Unsaturated fats can be either cis fats or trans fats. While cis fats are beneficial and can promote good cholesterol, trans fats are considered harmful to cardiovascular health, especially those trans fats which come from unnatural sources (e.g., hydrogenated oils in processed foods). In November 2013, the U.S. Food and Drug Administration (FDA) said it is requiring the food industry to completely phase out artificial trans fats.
Note: Though this comparison refers to cis and trans "fats," it is more technically correct to call these "fatty acids."
|Cis Fat||Trans Fat|
|Health Effect||Generally good for health unless consumed in unreasonably high quantities.||Detrimental — lowers good cholesterol and increases the level of bad cholesterol in the body. Harmful to heart health could cause cardiac death.|
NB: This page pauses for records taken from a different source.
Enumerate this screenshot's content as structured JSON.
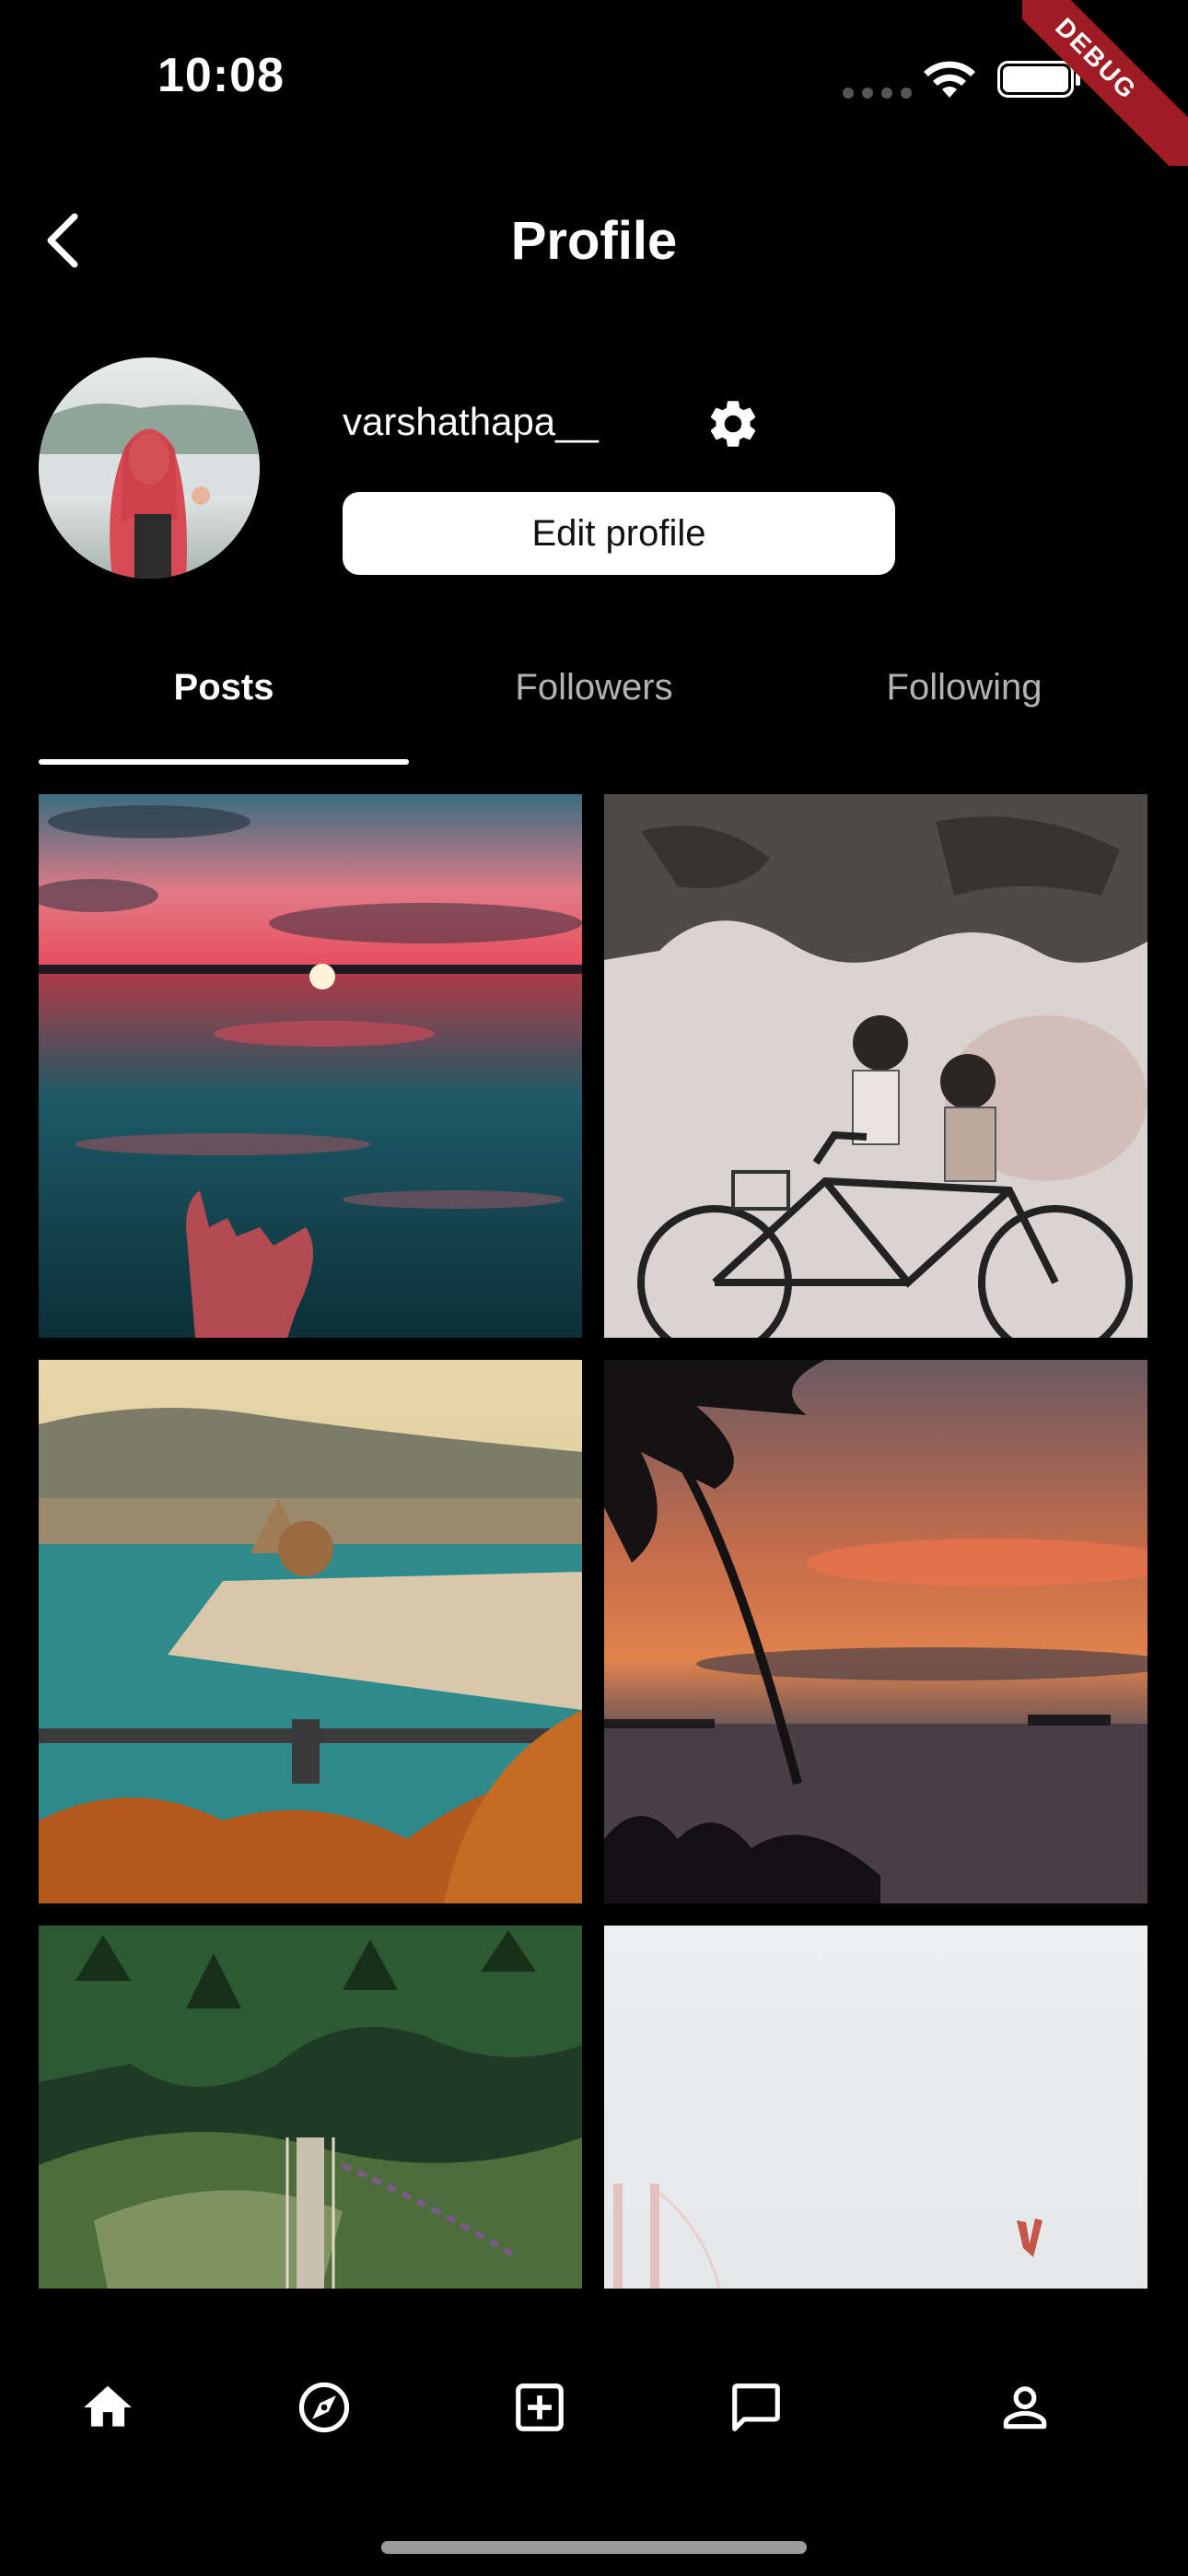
{
  "status_bar": {
    "time": "10:08",
    "debug_label": "DEBUG"
  },
  "header": {
    "title": "Profile"
  },
  "profile": {
    "username": "varshathapa__",
    "edit_label": "Edit profile"
  },
  "tabs": [
    {
      "label": "Posts",
      "active": true
    },
    {
      "label": "Followers",
      "active": false
    },
    {
      "label": "Following",
      "active": false
    }
  ],
  "posts": [
    {
      "subject": "sunset over water with hand"
    },
    {
      "subject": "street art children on bicycle"
    },
    {
      "subject": "city by the river with parliament"
    },
    {
      "subject": "palm silhouette at sunset over sea"
    },
    {
      "subject": "forest with suspension bridge"
    },
    {
      "subject": "foggy bridge with raised hand"
    }
  ],
  "bottom_nav": [
    {
      "icon": "home-icon"
    },
    {
      "icon": "explore-icon"
    },
    {
      "icon": "add-post-icon"
    },
    {
      "icon": "chat-icon"
    },
    {
      "icon": "profile-icon"
    }
  ],
  "colors": {
    "background": "#000000",
    "text": "#ffffff",
    "inactive_tab": "#b3b3b3",
    "debug_ribbon": "#a01c24"
  }
}
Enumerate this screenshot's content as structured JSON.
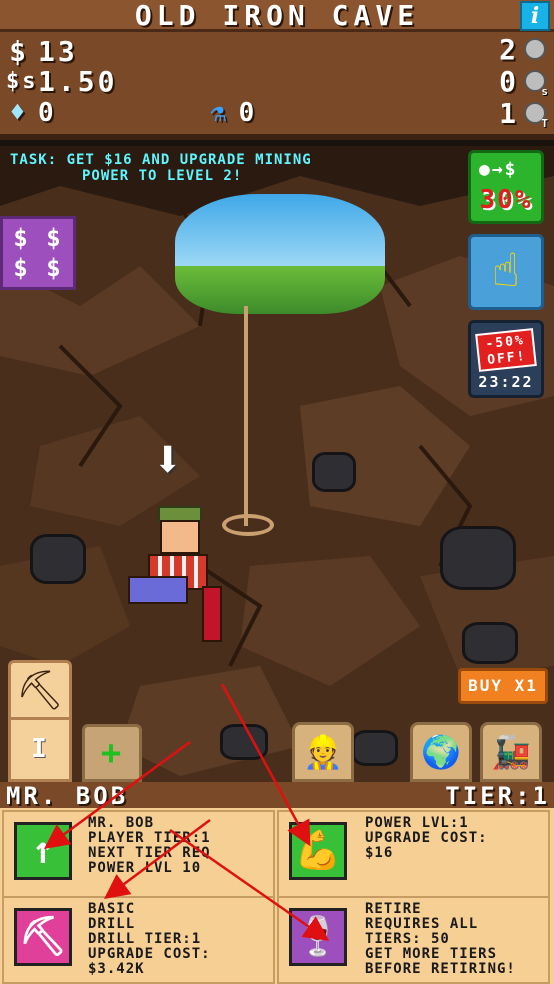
{
  "header": {
    "title": "OLD IRON CAVE",
    "info_label": "i",
    "money_value": "13",
    "money_icon": "$",
    "rate_value": "1.50",
    "rate_icon": "$s",
    "gems_value": "0",
    "potions_value": "0",
    "ore_counts": [
      "2",
      "0",
      "1"
    ],
    "ore_badges": [
      "",
      "s",
      "T"
    ]
  },
  "task": {
    "line1": "TASK: GET $16 AND UPGRADE MINING",
    "line2": "POWER TO LEVEL 2!"
  },
  "side": {
    "dollar_label": "$ $\n$ $",
    "sell_boost_pct": "30%",
    "sale_tag": "-50% OFF!",
    "sale_timer": "23:22"
  },
  "scene": {
    "buy_label": "BUY X1",
    "slot_label": "I",
    "add_label": "+"
  },
  "panel": {
    "character_name": "MR. BOB",
    "tier_label": "TIER:1",
    "cards": {
      "player": "MR. BOB\nPLAYER TIER:1\nNEXT TIER REQ\nPOWER LVL 10",
      "power": "POWER LVL:1\nUPGRADE COST:\n$16",
      "drill": "BASIC\nDRILL\nDRILL TIER:1\nUPGRADE COST:\n$3.42K",
      "retire": "RETIRE\nREQUIRES ALL\nTIERS: 50\nGET MORE TIERS\nBEFORE RETIRING!"
    }
  },
  "colors": {
    "accent_cyan": "#5ff5ff",
    "panel_bg": "#f5cf94",
    "green_button": "#2db42d",
    "purple_button": "#9c4fbd",
    "arrow_red": "#e01010"
  }
}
|Occurs naturally||Yes||While some natural trans fats occur in meat and dairy products, the majority of trans fats come from processed foods (i.e., hydrogenated oils).|
|Arrangement of atoms||The chains of carbon atoms are on the same side of the double bond, resulting in a kink.||Hydrogen atoms are on the opposite side of the double bonds of the carbon chain, making the fat molecule straight.|
|Melting Point||Usually low. Some cis fats are liquid at room temperature.||Usually high. Trans fats, like saturated fats, are solid at room temperature.|
While consuming cis fats in unnaturally large quantities poses a health risk, unsaturated cis fats — monounsaturated and polyunsaturated fats — generally increase the levels of good cholesterol (HDL) in the body while also decreasing bad cholesterol.
In 2002, the National Academy of Sciences concluded that trans fatty acids, whether of plant or animal origin, are nonessential and provide no benefit to human health. What's more, trans fats increase the levels of LDL (bad cholesterol) in the body, thereby increasing the risk of clogged arteries and coronary heart disease.
At least one study found that for every 2% of energy derived from trans fats, there was an associated 23% increase for cardiovascular risk. A similar study found that for every 2% of trans fat-based energy, there was a 73% greater risk of infertility in women. Numerous other studies have found links between unsaturated trans fat and obesity, as well as colon cancer. So the consumption of trans fat should be as low as possible.
One area scientists remain uncertain about is the effects of consuming naturally-occurring trans fats, which are rare but found in small quantities in meat and dairy products. The general consensus is that this type of trans fat should be avoided as much as possible, too; however, some research has suggested that natural trans fats are quite different from commercially-created trans fats and may even protect the heart. Research is ongoing.
In unsaturated fatty acids, the carbon atoms that are missing a hydrogen atom are joined by double bonds, rather than single bonds, so that each carbon atom participates in four bonds. If the hydrogen atoms are on the same side of the double bonds of the carbon chain then it is said to be in "cis" configuration. If the hydrogen atoms are on the opposite side of the double bonds of the carbon chain, then it is said to be in "trans" configuration.
The video below provides a visual explanation for cis and trans chemical structures.
A fat's chemical and physical properties change depending on the arrangement of molecules. For example, the trans fatty acid elaidic acid and naturally occurring oleic acid have the same chemical formula (C9H17C9H17O2), but they have different chemical and physical properties:
- Oleic acid has a lower melting point of 13.4 °C.
- Oleic acid is liquid at room temperature because cis molecules are loosely packed.
- Elaidic acid has a much higher melting point of 45 °C.
- Elaidic acid is solid at room temperature because trans molecules are tightly packed.
This also explains why trans fats grew in the processed food industry: they make the food last longer and decrease refrigeration requirements.
Regulation of Trans Fats
Since the mid-1950s, research has suggested there is a link between trans fats and coronary heart disease. It was not until the 1990s, however, that this link began to receive widespread notice.
In 2003 the Food and Drug Administration (FDA) issued a regulation on trans fats, allowing manufacturers to place no more than 0.5 grams of trans fats, per serving, in any given food. (This has been controversial, as many doctors and scientists agree that 0.5 grams per serving is much too lenient.) Beginning in 2006, the FDA further required manufacturers to list trans fats on nutritional labels; previously, consumers had to carefully read ingredients to know if trans fats were in food.
Since their inclusion on nutrition labels, further steps have been taken to reduce — or even ban — trans fats from foods. In November 2013, the FDA declared trans fats unsafe and took steps toward pushing manufacturers to completely remove them from processed foods. Other countries, such as Denmark, have proven it is completely possible to eliminate industrially-produced trans fats, but eliminating natural trans fats is improbable, if not impossible. Palm oil, which is heavy in saturated fat, is often used and recommended as a replacement for trans fats.
Some states, counties, and cities in the U.S. have taken additional measures to eradicate trans fats. To date, only the state of California has completely banned trans fats from restaurants.